Why are cases against law enforcement officials so difficult?
Get Legal Help Today
Secured with SHA-256 Encryption
UPDATED: Jan 28, 2009
It’s all about you. We want to help you make the right legal decisions.
We strive to help you make confident insurance and legal decisions. Finding trusted and reliable insurance quotes and legal advice should be easy. This doesn’t influence our content. Our opinions are our own.
Editorial Guidelines: We are a free online resource for anyone interested in learning more about legal topics and insurance. Our goal is to be an objective, third-party resource for everything legal and insurance related. We update our site regularly, and all content is reviewed by experts.
First, almost every convicted criminal claims his or her rights were violated. The courts and public have little sympathy for criminals, and generally their credibility is weak – particularly if they are repeat offenders – when contrasted with law enforcement officials. Where there are videotapes that document the violations – as there were in the Rodney King case — that would be a different story.
Second, law enforcement officials have qualified immunity (as discussed above). Thus the law enforcement official’s conduct must be willful or, at a minimum, reckless in order for someone to be able to sue. Being merely careless (or mildly unreasonable) conduct are not sufficient to allow you to sue.
Third, the official’s conduct must deprive you of a civil right. For example, an officer neglecting to read you your Miranda rights (your right to remain silent and right to counsel) cannot be sued unless you turn over evidence that is used against you by the law enforcement agency.

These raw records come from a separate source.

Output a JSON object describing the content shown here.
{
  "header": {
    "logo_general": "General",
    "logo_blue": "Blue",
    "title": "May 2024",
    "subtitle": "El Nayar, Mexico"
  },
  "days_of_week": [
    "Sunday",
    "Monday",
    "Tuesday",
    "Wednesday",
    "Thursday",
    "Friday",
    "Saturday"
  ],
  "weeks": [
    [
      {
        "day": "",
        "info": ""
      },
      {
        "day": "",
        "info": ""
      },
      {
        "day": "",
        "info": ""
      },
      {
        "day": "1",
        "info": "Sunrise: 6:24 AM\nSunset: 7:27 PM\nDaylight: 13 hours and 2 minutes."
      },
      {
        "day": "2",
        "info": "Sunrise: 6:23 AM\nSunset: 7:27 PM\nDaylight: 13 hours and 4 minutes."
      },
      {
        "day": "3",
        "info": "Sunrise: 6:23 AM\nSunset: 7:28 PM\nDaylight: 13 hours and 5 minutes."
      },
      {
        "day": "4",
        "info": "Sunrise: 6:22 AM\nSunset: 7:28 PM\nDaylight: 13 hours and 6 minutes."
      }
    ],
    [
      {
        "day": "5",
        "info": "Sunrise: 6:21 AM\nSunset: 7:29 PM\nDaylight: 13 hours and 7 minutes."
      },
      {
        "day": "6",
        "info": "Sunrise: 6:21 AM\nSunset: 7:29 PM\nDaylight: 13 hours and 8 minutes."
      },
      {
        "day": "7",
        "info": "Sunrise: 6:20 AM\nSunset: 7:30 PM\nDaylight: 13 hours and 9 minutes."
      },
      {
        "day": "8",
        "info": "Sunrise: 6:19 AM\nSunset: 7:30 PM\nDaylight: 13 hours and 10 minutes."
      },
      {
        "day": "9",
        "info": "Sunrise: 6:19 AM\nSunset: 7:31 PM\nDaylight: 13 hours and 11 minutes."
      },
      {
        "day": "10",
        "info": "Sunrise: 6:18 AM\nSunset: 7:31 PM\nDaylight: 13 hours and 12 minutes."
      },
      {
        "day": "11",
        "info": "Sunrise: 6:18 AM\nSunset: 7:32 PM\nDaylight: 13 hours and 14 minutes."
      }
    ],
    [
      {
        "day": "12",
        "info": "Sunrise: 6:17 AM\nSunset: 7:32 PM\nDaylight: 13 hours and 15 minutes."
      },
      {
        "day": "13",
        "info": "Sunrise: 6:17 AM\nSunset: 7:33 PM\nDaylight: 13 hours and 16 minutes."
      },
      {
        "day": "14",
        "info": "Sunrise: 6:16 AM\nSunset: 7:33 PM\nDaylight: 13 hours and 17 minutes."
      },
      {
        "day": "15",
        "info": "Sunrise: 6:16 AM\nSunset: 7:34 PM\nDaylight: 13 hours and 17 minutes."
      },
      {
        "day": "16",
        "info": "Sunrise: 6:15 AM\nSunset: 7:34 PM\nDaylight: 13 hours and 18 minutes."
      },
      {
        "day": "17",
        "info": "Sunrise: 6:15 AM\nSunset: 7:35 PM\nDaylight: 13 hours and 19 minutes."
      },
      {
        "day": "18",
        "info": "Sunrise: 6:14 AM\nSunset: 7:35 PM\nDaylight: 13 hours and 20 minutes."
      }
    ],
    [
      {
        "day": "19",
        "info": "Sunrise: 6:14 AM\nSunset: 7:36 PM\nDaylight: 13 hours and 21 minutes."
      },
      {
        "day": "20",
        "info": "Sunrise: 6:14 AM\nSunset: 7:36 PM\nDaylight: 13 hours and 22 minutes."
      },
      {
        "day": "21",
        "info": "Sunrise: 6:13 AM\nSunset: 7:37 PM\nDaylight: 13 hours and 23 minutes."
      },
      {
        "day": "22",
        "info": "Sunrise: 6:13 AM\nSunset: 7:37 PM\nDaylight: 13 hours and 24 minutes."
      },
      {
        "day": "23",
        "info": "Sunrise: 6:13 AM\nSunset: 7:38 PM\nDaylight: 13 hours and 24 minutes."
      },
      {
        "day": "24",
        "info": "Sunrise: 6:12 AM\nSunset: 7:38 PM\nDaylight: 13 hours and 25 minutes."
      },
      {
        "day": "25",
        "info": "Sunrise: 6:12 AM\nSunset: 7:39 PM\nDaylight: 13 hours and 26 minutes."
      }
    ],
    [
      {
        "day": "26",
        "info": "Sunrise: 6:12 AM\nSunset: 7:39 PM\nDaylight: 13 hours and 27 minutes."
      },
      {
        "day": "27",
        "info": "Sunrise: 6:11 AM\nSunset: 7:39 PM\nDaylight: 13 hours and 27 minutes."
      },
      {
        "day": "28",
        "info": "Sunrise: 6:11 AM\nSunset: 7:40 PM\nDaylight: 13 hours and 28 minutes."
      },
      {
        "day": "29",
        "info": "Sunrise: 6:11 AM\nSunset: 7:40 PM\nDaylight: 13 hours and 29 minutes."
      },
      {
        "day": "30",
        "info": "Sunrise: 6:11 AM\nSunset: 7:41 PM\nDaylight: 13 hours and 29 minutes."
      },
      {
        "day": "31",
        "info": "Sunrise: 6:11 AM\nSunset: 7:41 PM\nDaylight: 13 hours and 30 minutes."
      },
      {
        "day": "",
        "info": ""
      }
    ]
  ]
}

Fourth, in order to sue for use of excessive force, you must suffer a significant injury. Even if you suffer such an injury, if the law officer’s use of force was justifiable – and you can bet that she will claim it was – a lawsuit will not be successful.